When a key volunteer or leader steps out of their position, it can feel like a punch in a gut. And punches to the gut hurt, whether you are expecting them or not.
So what do you do when that key volunteer tells you he’s going to take some time off from serving? Here are five suggestions.
1. Be Thankful.
It both normal and natural to go into problem solving mode, but take some time to be thankful for the time this person served. Take time to express your gratitude. Feeling thankful and saying thanks are two entirely different things.
2. Ask for Feedback.
Ask this person what he or she learned serving, and how you might be able to better equip the person who will step in next. They had a unique experience in volunteering. Frankly, it’s real-world experience you don’t have as a staff member. So ask some questions and listen.
3. Ask if they know of anyone who could take their place.
Ask the departing volunteer if there’s anyone you should know about. Maybe there’s another volunteer on their team who might be ready for leadership.

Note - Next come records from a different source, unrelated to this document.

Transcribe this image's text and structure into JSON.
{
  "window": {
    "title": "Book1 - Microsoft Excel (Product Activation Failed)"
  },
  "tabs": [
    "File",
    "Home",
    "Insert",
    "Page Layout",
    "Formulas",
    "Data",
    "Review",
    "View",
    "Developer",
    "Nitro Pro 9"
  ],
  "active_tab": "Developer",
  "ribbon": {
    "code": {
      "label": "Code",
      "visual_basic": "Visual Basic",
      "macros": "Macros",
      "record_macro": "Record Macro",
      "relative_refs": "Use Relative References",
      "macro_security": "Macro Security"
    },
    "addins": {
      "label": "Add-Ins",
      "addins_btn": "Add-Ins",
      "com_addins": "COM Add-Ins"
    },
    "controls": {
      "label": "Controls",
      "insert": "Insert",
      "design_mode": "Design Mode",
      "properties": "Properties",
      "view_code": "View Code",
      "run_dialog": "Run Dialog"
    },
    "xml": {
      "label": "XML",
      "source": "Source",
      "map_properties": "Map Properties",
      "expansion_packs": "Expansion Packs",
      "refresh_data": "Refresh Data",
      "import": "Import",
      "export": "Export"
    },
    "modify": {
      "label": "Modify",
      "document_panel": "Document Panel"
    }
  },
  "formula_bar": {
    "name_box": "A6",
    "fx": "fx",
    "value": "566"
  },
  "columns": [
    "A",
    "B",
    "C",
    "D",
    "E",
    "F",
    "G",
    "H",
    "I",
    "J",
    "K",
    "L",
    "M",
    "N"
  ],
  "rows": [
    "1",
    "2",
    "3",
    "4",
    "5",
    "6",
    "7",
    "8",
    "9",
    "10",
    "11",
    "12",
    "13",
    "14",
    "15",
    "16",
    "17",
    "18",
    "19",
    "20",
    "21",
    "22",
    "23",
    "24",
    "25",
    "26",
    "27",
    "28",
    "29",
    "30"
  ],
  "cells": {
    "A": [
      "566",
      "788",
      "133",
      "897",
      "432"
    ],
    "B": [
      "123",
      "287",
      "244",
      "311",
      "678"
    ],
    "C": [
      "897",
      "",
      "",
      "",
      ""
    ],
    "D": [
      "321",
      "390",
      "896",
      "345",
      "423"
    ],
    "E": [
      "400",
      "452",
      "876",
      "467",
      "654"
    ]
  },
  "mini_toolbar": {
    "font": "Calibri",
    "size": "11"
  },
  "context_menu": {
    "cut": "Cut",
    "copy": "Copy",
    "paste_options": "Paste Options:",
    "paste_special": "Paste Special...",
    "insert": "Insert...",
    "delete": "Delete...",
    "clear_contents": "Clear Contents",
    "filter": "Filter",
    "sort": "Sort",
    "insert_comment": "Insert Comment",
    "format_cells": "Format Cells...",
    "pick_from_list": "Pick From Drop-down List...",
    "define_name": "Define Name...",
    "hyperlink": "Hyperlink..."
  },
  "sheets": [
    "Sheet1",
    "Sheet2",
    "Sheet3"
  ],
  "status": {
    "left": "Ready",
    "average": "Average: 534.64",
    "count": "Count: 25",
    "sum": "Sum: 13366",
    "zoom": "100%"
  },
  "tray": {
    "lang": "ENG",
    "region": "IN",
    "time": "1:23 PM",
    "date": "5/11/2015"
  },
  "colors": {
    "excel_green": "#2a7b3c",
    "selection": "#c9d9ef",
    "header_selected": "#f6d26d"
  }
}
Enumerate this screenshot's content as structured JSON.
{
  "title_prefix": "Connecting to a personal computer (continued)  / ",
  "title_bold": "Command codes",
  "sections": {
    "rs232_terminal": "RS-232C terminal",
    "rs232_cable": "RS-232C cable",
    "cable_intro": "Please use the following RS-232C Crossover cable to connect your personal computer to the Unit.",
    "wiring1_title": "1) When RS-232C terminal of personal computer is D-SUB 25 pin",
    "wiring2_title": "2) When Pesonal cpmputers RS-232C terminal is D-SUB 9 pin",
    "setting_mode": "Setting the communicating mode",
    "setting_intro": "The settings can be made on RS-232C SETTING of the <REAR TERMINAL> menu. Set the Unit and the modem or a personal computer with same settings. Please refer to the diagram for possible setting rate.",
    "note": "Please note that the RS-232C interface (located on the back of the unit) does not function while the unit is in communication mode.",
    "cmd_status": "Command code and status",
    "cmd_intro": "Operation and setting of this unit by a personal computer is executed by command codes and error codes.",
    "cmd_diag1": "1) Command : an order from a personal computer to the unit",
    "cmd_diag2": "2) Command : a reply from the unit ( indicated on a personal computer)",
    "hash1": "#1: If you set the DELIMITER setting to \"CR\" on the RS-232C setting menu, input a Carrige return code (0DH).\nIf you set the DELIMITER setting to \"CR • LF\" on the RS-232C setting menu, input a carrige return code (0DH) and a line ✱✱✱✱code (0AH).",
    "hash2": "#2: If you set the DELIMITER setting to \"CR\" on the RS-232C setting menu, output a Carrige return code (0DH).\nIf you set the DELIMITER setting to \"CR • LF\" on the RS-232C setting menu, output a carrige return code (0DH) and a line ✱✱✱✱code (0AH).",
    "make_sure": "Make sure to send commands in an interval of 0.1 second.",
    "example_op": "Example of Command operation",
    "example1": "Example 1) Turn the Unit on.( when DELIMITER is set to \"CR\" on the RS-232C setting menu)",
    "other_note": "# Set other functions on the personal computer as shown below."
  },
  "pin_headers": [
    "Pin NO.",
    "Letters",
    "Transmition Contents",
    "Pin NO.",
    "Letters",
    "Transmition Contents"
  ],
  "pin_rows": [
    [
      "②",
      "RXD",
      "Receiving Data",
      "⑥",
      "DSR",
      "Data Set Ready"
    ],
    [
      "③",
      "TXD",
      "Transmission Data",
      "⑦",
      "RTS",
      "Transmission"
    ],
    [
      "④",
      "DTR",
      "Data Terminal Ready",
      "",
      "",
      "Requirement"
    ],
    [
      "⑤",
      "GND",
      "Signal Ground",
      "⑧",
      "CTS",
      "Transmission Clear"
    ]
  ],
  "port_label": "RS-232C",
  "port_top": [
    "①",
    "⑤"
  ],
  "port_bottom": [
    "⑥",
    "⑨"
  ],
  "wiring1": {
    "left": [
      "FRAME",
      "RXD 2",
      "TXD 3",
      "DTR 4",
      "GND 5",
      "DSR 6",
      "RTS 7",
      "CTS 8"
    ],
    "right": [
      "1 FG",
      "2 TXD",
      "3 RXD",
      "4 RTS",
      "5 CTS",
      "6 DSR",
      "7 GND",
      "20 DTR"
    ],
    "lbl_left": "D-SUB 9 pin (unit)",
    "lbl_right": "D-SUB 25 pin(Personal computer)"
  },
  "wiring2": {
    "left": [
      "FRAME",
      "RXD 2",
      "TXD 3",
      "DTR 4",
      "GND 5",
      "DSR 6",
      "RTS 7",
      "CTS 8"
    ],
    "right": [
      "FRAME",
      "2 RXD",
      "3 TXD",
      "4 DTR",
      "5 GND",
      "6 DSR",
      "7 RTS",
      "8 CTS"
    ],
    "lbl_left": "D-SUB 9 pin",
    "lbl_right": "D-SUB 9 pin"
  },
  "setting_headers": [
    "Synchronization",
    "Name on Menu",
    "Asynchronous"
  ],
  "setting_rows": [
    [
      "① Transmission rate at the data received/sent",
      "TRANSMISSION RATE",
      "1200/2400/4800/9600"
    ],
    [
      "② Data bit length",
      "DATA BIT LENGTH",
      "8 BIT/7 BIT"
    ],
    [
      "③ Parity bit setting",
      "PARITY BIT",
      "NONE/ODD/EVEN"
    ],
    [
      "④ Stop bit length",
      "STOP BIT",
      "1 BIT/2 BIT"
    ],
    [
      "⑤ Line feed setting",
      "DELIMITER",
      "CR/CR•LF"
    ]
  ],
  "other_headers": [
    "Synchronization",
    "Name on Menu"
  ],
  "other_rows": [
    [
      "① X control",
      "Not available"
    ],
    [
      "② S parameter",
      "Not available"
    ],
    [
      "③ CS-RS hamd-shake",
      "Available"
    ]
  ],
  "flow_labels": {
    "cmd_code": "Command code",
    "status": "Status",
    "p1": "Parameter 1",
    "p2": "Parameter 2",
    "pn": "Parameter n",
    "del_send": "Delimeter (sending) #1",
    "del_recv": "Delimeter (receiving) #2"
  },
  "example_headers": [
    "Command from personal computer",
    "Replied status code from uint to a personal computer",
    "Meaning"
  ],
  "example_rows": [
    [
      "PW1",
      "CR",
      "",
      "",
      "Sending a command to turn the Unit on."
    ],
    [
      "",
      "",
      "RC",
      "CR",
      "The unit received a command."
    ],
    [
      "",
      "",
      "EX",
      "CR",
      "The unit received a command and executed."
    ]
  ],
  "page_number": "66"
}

4. Let others on their volunteer team know.
When someone steps off a team, make sure those remaining hear clear communication. If it’s a sticky situation, handle it with tact. Make sure the communication is thorough, and includes your plan for whatever will happen next.
5. Create a short term plan.
You should have a long term plan for consistently inviting new volunteers to join your volunteer teams. In the mean time, create a short term plan for meeting the need until your system has time to work. Maybe someone will pick up the slack. Maybe you’ll bring in a volunteer from another area. Whatever you decide, solve the short term problem with an eye on the long term ministry.